halfhearted kangaroo study

apparently, switching from cows + sheep to kangaroo as a source of red meat could reduce Australia's total carbon output by 3%, mainly because kangaroos produce less methane.

the study also mentions a few other small issues, such as reduced erosion from padded feet versus hooves. glaringly absent is a look at Australia's most constrained resource: water. drought is the normal state of affairs in Australia recently and i've mentioned before how much more effective their water restriction policies could be if they included dietary considerations.

presumably, kangaroo production is less water intensive than beef production, since kangaroos are more natural animals raised in more natural ways and native to the region. if so, then it'd be a comparatively simple matter of setting policy to encourage kangaroo consumption as a nationalistic and environmentally friendly alternative. to drive the point home, it may even be worthwhile to look at including an "excess water use and erosion" tax on beef.

for reference, kangaroo meat is already sold in normal grocery stores in Australia, so for the generality of the population to switch to this alternative would not be as odd as it would be for Americans to switch to deer, which is rarely found in grocery stores here. psychologically, i think it'd be more like Americans switching from beef to sheep.


TheBehst said...

Are half-hearted kangaroos even less water demanding than full-hearted?

Do half-hearted kangaroos care about the environment, but just are not as committed to change as their whole-hearted counterparts?

shaun said...

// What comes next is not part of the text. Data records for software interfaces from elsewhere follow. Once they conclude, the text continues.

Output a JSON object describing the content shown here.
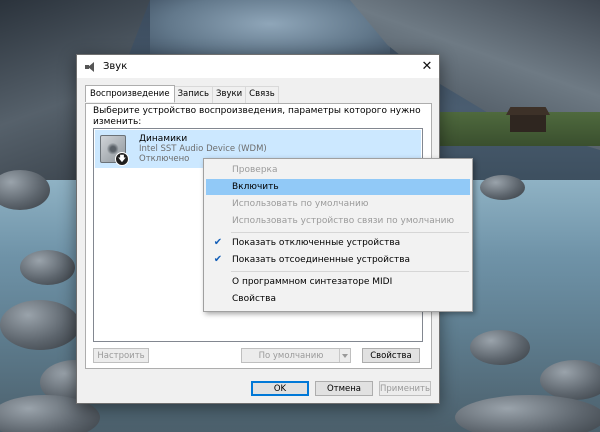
{
  "window": {
    "title": "Звук",
    "close_glyph": "✕"
  },
  "tabs": [
    {
      "label": "Воспроизведение",
      "active": true
    },
    {
      "label": "Запись",
      "active": false
    },
    {
      "label": "Звуки",
      "active": false
    },
    {
      "label": "Связь",
      "active": false
    }
  ],
  "panel": {
    "description": "Выберите устройство воспроизведения, параметры которого нужно изменить:"
  },
  "device": {
    "name": "Динамики",
    "driver": "Intel SST Audio Device (WDM)",
    "status": "Отключено",
    "icon": "speaker-icon",
    "badge_glyph": "🡇"
  },
  "panel_buttons": {
    "configure": "Настроить",
    "default": "По умолчанию",
    "properties": "Свойства"
  },
  "dialog_buttons": {
    "ok": "OK",
    "cancel": "Отмена",
    "apply": "Применить"
  },
  "context_menu": {
    "check_glyph": "✔",
    "highlight_color": "#91c9f7",
    "items": [
      {
        "label": "Проверка",
        "enabled": false
      },
      {
        "label": "Включить",
        "enabled": true,
        "highlighted": true
      },
      {
        "label": "Использовать по умолчанию",
        "enabled": false
      },
      {
        "label": "Использовать устройство связи по умолчанию",
        "enabled": false
      },
      {
        "label": "Показать отключенные устройства",
        "enabled": true,
        "checked": true
      },
      {
        "label": "Показать отсоединенные устройства",
        "enabled": true,
        "checked": true
      },
      {
        "label": "О программном синтезаторе MIDI",
        "enabled": true
      },
      {
        "label": "Свойства",
        "enabled": true
      }
    ]
  }
}
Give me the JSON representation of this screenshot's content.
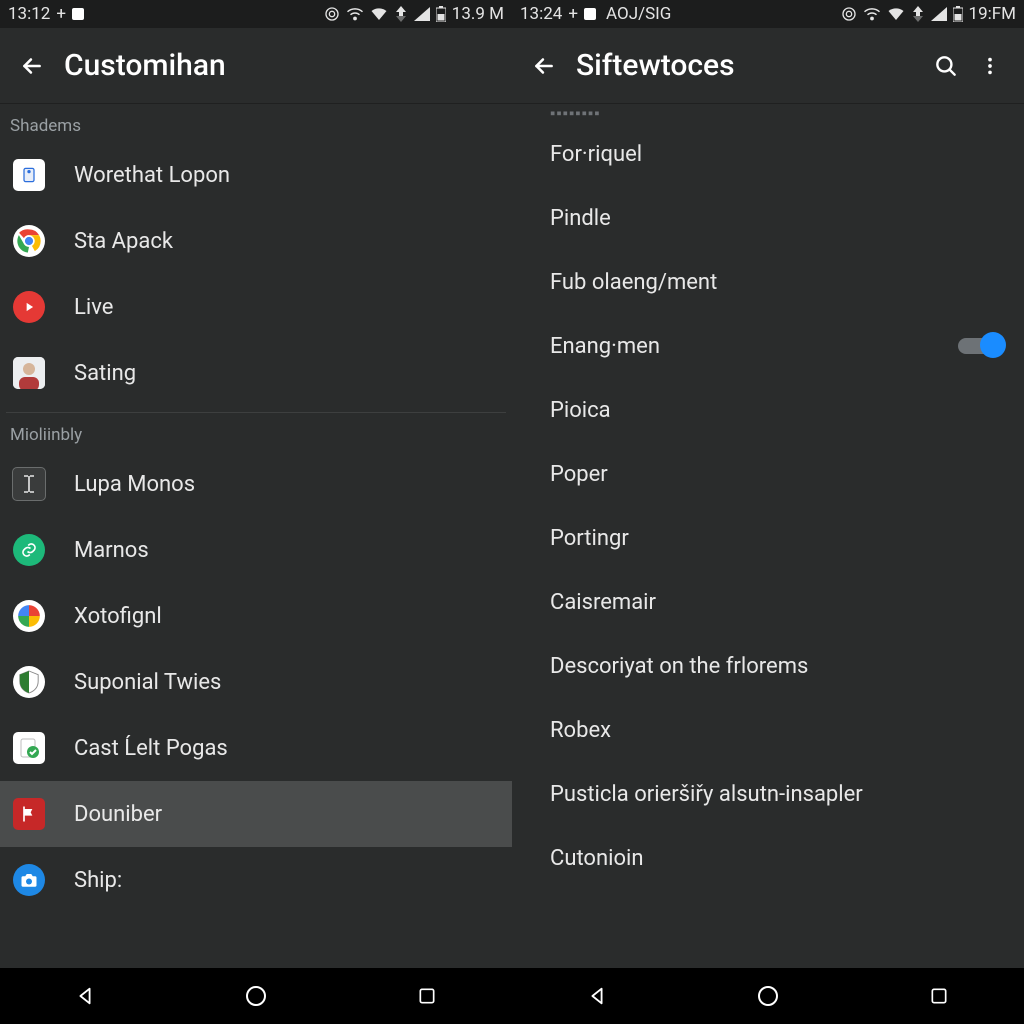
{
  "left": {
    "status": {
      "clock": "13:12",
      "plus": "+",
      "right_text": "13.9 M"
    },
    "appbar": {
      "title": "Customihan"
    },
    "sections": [
      {
        "header": "Shadems",
        "items": [
          {
            "name": "worethat-lopon",
            "label": "Worethat Lopon",
            "icon": "clipboard-icon",
            "icon_bg": "#ffffff",
            "icon_fg": "#2b6edc",
            "shape": "square"
          },
          {
            "name": "sta-apack",
            "label": "Sta Apack",
            "icon": "chrome-icon",
            "icon_bg": "#ffffff",
            "icon_fg": "#4285f4",
            "shape": "round"
          },
          {
            "name": "live",
            "label": "Live",
            "icon": "play-icon",
            "icon_bg": "#e53935",
            "icon_fg": "#ffffff",
            "shape": "round"
          },
          {
            "name": "sating",
            "label": "Sating",
            "icon": "avatar-icon",
            "icon_bg": "#ffffff",
            "icon_fg": "#b04433",
            "shape": "square"
          }
        ]
      },
      {
        "header": "Mioliinbly",
        "items": [
          {
            "name": "lupa-monos",
            "label": "Lupa Monos",
            "icon": "text-cursor-icon",
            "icon_bg": "#3a3c3c",
            "icon_fg": "#ffffff",
            "shape": "square"
          },
          {
            "name": "marnos",
            "label": "Marnos",
            "icon": "link-icon",
            "icon_bg": "#1db97a",
            "icon_fg": "#ffffff",
            "shape": "round"
          },
          {
            "name": "xotofignl",
            "label": "Xotofignl",
            "icon": "pie-icon",
            "icon_bg": "#ffffff",
            "icon_fg": "#4285f4",
            "shape": "round"
          },
          {
            "name": "suponial-twies",
            "label": "Suponial Twies",
            "icon": "shield-icon",
            "icon_bg": "#ffffff",
            "icon_fg": "#2e7d32",
            "shape": "round"
          },
          {
            "name": "cast-lelt-pogas",
            "label": "Cast Ĺelt Pogas",
            "icon": "check-doc-icon",
            "icon_bg": "#ffffff",
            "icon_fg": "#fb8c00",
            "shape": "square"
          },
          {
            "name": "douniber",
            "label": "Douniber",
            "icon": "flag-icon",
            "icon_bg": "#c62828",
            "icon_fg": "#ffffff",
            "shape": "square",
            "selected": true
          },
          {
            "name": "ship",
            "label": "Ship:",
            "icon": "camera-icon",
            "icon_bg": "#1e88e5",
            "icon_fg": "#ffffff",
            "shape": "round"
          }
        ]
      }
    ]
  },
  "right": {
    "status": {
      "clock": "13:24",
      "plus": "+",
      "carrier": "AOJ/SIG",
      "right_text": "19:FM"
    },
    "appbar": {
      "title": "Siftewtoces"
    },
    "cutoff_hint": "",
    "items": [
      {
        "name": "forriquel",
        "label": "For·riquel"
      },
      {
        "name": "pindle",
        "label": "Pindle"
      },
      {
        "name": "fub-olaeng",
        "label": "Fub olaeng/ment"
      },
      {
        "name": "enang-men",
        "label": "Enang·men",
        "toggle": true,
        "toggle_on": true
      },
      {
        "name": "pioica",
        "label": "Pioica"
      },
      {
        "name": "poper",
        "label": "Poper"
      },
      {
        "name": "portingr",
        "label": "Portingr"
      },
      {
        "name": "caisremair",
        "label": "Caisremair"
      },
      {
        "name": "descoriyat",
        "label": "Descoriyat on the frlorems"
      },
      {
        "name": "robex",
        "label": "Robex"
      },
      {
        "name": "pusticla",
        "label": "Pusticla orieršiřy alsutn-insapler"
      },
      {
        "name": "cutonioin",
        "label": "Cutonioin"
      }
    ]
  },
  "colors": {
    "bg": "#2a2c2c",
    "bg_dark": "#1c1d1d",
    "text": "#e8e8e8",
    "text_muted": "#9aa0a4",
    "accent": "#1a8cff"
  }
}
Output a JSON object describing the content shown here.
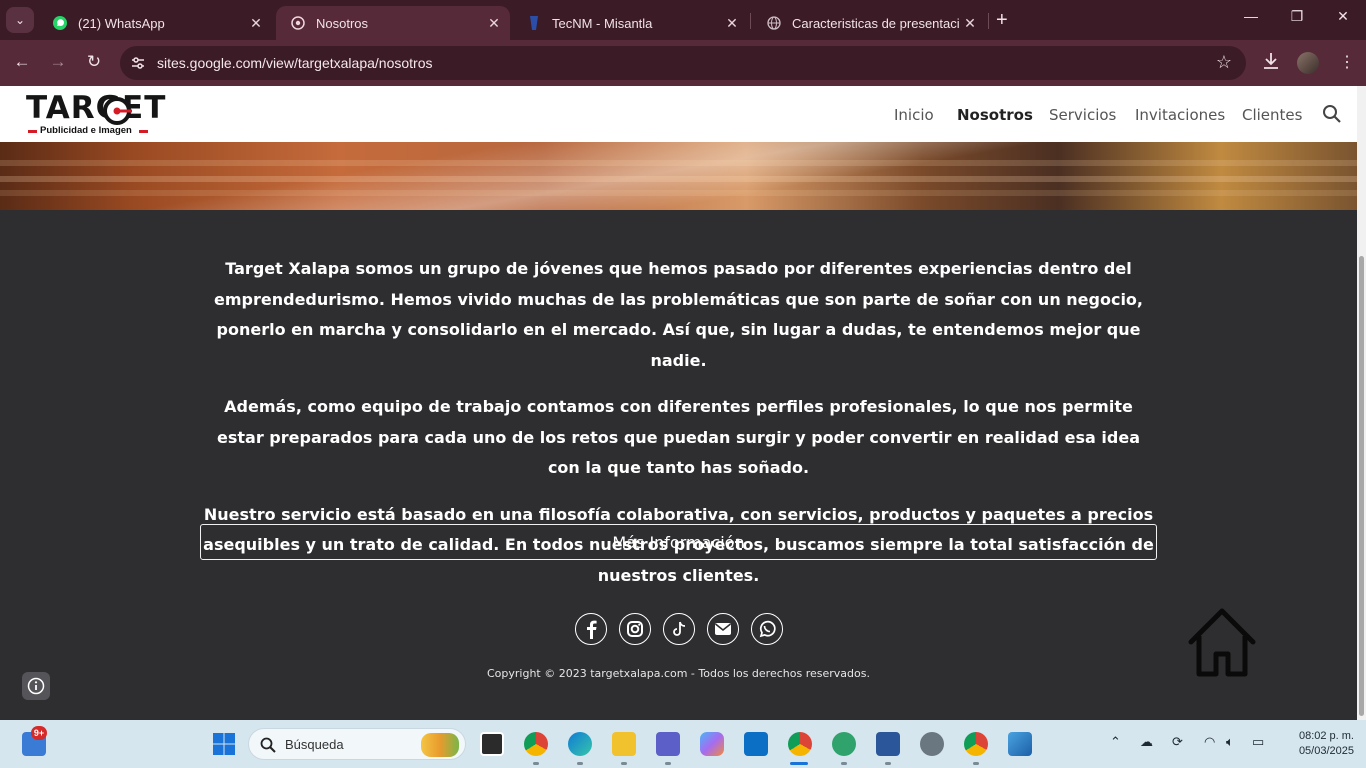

that is a good point, Behi.

i should've made it more clear i should've used the adjectival form: "halfhearted kangarooish study"